WIPO, like so many other UN agencies, operates in a silo environment. It focuses solely on its own narrow mission, oblivious to the full implications of what it is doing. References to Pyongyang and sodium cyanide in the same patent application should have set off alarm bells. But instead it was business as usual. North Korea was just another UN member state client of WIPO, which needed technical assistance. Never mind what North Korea would do with the chemical it intended to produce, which is a precursor to a sanctioned nerve agent.
The Trump administration has escalated the bombastic anti-U.N. fringe to new levels. As president-elect, Trump tweeted that the U.N. “is just a club for people to get together, talk and have a good time.” New U.N. ambassador Nikki Haley introduced herself to the diplomatic community by vowing to “show our strength” by “taking names” of those “that don’t have our back.”
If the Trump regime follows through on these threats, it will seriously damage American credibility and capacity. The U.N. is crucial for resolving complex transnational problems, ranging from the refugee crisis to nuclear proliferation and global pandemics like Zika. The U.N. enables international peace and security by providing a forum for communication between states. It helps the United States stabilize insecure regions through the legitimating and cost-sharing systems of peacekeeping, conflict resolution and counter-terrorism cooperation.
Moreover, WIPO is not the only UN agency found to have helped North Korea illicitly. The United Nations Development Program (UNDP) had previously involved itself in the transfer of hard currency and dual-use technology to North Korea. A 2008 report by the Permanent Subcommittee on Investigations of the U.S. Senate Committee on Homeland Security and Governmental Affairs concluded that the North Korean government had used its relationship with the United Nations Development Program to execute deceptive financial transactions. The UN agency also reportedly transferred UN funds to a company with ties to an entity involved in North Korean weapons activity.
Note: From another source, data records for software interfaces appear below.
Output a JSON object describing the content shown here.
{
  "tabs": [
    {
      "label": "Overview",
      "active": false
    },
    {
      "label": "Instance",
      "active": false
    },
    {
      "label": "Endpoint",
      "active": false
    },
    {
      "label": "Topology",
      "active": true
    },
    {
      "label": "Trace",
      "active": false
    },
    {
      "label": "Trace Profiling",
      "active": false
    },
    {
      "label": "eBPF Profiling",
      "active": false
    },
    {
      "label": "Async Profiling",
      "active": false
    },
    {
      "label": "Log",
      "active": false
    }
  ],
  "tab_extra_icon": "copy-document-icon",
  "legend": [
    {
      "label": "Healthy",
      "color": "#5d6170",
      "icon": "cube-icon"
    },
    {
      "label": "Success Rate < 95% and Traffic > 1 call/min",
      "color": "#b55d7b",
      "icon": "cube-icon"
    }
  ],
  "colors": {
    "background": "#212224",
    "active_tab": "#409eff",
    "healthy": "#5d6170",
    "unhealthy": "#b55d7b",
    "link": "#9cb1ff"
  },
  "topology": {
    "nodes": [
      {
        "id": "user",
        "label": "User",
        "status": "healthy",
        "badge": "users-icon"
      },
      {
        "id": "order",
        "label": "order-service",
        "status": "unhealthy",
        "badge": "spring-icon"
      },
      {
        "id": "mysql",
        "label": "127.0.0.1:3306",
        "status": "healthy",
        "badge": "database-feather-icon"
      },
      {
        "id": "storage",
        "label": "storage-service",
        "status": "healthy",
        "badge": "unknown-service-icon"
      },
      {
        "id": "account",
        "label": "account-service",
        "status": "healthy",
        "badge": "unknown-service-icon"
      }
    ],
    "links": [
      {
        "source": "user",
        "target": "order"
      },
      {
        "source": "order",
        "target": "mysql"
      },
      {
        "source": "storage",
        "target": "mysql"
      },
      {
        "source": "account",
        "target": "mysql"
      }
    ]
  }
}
I guess Trump's administration deserves brownie points for bashing the UN earlier in the year. Some news outlets thought that Trump's rhetoric was "dangerous." Seems to me, helping North Korea's chemical weapon's program is more dangerous!
North Korea is applying for a patent, that means that any third party that uses it would be expected to pay a royalty payment to the north koreans...
the north koreans can still use this process them selves - with or without a patent...
An inorganic and very innocent looking white solid with deadly properties, sodium cyanide (NaCN) can be fatal at amounts as little as 5% of a teaspoon. It is produced from the equally dangerous gas hydrogen cyanide (HCN) in a simple process with sodium hydroxide.
As with the very similar potassium cyanide used in the L-pill, sodium cyanide is extremely toxic to humans. Although there are risks with skin absorption, the biggest risk is ingestion. Inhaling or swallowing sodium cyanide blocks oxygen transport causing serious medical problems and ultimately death.